In Evangelical and Fundamentalist communities, anointing of the sick is performed with varying degrees of frequency, although laying on of hands may be more common than anointing. The rite would be similar to that of Pentecostals in its simplicity, but would usually not have the same emotionalism attached to it. Unlike some Pentecostals, Evangelicals and Fundamentalists generally do not believe that physical healing is within the anointing. Therefore, God may or may not grant physical healing to the sick. The healing conferred by anointing is thus a spiritual event that may not result in physical recovery.
The Church of the Brethren practices Anointing with Oil as an ordinance along with Baptism, Communion, Laying on of Hands, and the Love Feast.
Evangelical Protestants who use anointing differ about whether the person doing the anointing must be an ordained member of the clergy, whether the oil must necessarily be olive oil and have been previously specially consecrated, and about other details. Several Evangelical groups reject the practice so as not to be identified with charismatic and Pentecostal groups, which practice it widely.
Some Protestant US military chaplains carry the Roman Rite version of the Anointing of the Sick with them for use if called upon to assist wounded or dying soldiers who are Catholics. The Catholic and Orthodox Churches consider invalid as a sacrament the administration of Anointing of the Sick by such chaplains, who in the eyes of those Churches are not validly ordained priests. The rite performed by them is thus seen as having the same by no means negligible value of any other form of prayer offered for the sick or dying.

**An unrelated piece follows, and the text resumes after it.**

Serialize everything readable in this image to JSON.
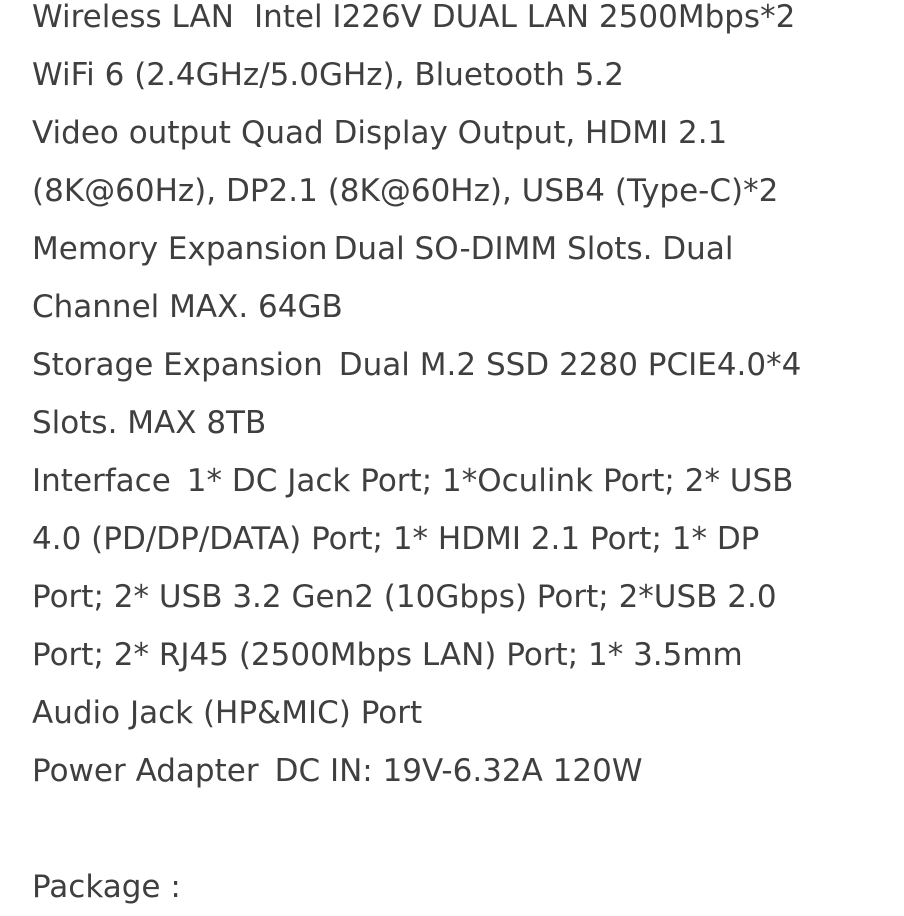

Latter Day Saints, who consider themselves restorationists, also practice ritual anointing of the sick, as well as other forms of anointing. Members of The Church of Jesus Christ of Latter-day Saints (LDS Church) consider anointing to be an ordinance.
Members of the LDS Church who hold the Melchizedek priesthood may use consecrated oil in performing the ordinance of blessing of the "sick or afflicted", though oil is not required if it is unavailable. The priesthood holder anoints the recipient's head with a drop of oil, then lays hands upon that head and declare their act of anointing. Then another priesthood holder joins in, if available, and pronounces a "sealing" of the anointing and other words of blessing, as he feels inspired. Melchizedek priesthood holders are also authorized to consecrate any pure olive oil and often carry a personal supply in case they have need to perform a blessing. Oil is not used in other blessings, such as for people seeking comfort or counsel.